May 20 was bright with a hefty ocean swell. We traveled east of Stellwagen Bank where we found 5 finback whales, a small pod of dolphins, 5-10 harbor porpoise and 1 humpback whale. The harbor porpoise is a toothed whale and ranges in size from 4 to 6 feet. They are inconspicuous and not likely to venture near the boat. With persistence, we finally are able to see the small porpoise with its triangular dorsal fin and dark gray body. Unlike the dolphins, the porpoise rarely if ever bow rides and is seen in small groups of a few individuals. The porpoise feeds on small schooling fish that are feeding on zooplankton. The porpoise grabs the fish with its teeth and swallows it whole.
Zipper, a mature female humpback has returned to the waters off Provincetown with 6 calves. This morning she was kick feeding, blowing large bubbles nets, or occasionally lunging across the water’s surface. By afternoon several humpbacks had moved into the area and most were feeding actively. Ventisca, fist sighted in 2001 and a mother of 1 was kick feeding as was Sloop and Tear. Sloop, born to Cerdo in 1987 is a mother of 3 and Tear is a mature male first sighted in 1990. Anchor, a mature female born to Olympia in 1983 and a mother of 5, also was feeding in the area with Thumper, Grackle and Division and 2 small unknown humpbacks.
May 21 was bright and with a diminishing offshore swell as we headed east once again. We found 9-11 humpbacks, 1 finback and 1 Minke whale. All of the humpbacks were feeding energetically on the surface. Zipper, sighted yesterday, was joined by Stub, a mature male, Ganesh, a mature female born to Loon in 1998 and a mother of 2, Nile, a mature female born to Mars in 1987 and a mother of 3 and Xylem, first sighted in 2003.

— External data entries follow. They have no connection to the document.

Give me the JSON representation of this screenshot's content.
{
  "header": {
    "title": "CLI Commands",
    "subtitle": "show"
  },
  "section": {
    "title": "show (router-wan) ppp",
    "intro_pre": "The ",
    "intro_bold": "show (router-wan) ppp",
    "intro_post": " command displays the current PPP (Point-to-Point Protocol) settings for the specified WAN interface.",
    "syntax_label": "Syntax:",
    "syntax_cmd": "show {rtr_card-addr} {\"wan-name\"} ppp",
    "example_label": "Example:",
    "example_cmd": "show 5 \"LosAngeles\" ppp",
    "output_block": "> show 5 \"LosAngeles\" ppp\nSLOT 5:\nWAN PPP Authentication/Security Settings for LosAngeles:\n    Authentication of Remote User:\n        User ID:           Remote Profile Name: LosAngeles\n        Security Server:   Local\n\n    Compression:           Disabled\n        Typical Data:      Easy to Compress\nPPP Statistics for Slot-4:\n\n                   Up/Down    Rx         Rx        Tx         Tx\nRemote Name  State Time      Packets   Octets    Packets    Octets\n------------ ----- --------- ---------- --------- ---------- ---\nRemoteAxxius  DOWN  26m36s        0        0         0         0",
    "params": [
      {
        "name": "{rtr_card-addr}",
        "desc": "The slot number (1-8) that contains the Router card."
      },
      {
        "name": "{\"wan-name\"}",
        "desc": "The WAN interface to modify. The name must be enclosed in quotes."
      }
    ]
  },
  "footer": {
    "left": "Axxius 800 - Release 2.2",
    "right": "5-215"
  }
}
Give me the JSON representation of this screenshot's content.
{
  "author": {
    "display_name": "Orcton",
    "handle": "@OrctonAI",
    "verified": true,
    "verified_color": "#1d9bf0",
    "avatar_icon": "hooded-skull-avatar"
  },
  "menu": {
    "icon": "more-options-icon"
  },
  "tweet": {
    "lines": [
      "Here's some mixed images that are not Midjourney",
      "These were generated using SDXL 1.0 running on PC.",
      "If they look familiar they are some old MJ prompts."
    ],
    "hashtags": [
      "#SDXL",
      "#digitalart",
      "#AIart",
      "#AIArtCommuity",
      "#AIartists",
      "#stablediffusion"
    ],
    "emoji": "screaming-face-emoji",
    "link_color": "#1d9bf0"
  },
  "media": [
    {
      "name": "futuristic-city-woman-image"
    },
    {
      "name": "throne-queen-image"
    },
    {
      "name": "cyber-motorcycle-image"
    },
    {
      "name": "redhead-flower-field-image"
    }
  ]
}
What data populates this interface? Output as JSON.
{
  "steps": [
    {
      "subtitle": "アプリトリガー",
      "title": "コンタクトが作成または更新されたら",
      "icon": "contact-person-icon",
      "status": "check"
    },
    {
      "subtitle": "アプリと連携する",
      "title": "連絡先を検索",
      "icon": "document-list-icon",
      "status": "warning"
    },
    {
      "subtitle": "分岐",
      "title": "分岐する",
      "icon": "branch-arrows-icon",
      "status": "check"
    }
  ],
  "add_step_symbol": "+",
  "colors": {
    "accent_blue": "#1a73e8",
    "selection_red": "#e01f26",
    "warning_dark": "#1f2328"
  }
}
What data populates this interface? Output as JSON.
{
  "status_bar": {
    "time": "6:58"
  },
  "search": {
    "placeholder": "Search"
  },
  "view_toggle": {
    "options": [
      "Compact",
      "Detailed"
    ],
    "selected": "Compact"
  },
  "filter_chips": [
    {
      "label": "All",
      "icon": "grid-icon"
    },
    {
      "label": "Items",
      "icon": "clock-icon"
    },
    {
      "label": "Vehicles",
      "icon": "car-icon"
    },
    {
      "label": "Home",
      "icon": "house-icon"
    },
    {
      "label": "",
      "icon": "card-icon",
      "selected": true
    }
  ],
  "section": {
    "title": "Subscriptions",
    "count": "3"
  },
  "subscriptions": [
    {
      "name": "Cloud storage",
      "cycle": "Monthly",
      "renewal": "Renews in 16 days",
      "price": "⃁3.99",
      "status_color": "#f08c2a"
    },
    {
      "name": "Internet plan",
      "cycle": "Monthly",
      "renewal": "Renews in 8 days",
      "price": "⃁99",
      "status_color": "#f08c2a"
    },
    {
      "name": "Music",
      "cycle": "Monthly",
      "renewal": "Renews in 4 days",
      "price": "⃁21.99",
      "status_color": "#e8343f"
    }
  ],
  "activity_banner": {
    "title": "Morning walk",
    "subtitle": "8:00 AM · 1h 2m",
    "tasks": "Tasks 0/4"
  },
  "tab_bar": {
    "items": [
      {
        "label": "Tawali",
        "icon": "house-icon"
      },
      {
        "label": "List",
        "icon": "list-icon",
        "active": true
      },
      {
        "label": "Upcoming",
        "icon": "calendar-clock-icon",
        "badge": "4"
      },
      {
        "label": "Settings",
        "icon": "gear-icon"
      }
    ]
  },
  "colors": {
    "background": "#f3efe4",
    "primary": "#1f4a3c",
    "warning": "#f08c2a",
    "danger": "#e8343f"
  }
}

There were several birds in the area, primarily gull species but also several common terns. The tern’s graceful flight earned it its nickname of “sea swallow.” It is a familiar sight on Cape Cod, particularly in areas where protected nesting sites exist. The common tern flies gracefully over the water with deliberate wing beats, its head turned down at a right angle to its body. When it sights a fish, it dives down to catch its prey. The common tern is easily identified by its striking black cap, pale gray back and wings, red bill, and deeply forked tail.
On the afternoon watch we return to the same area and the humpback whales continued to feed at the surface with clouds of birds hovering above. Walrus, a large male first sighted in 1982 and Tongs, a mature female first sighted in 1989 who has returned with 3 calves were feeding together. Tongs would slap her flukes on the surface, dive, a bubble net would rise with both whales surfacing with mouths wide open. Leukos, Rapier and Grackle also were feeding in the area. So ends another week of whale watching in a year that seems more unpredictable than most!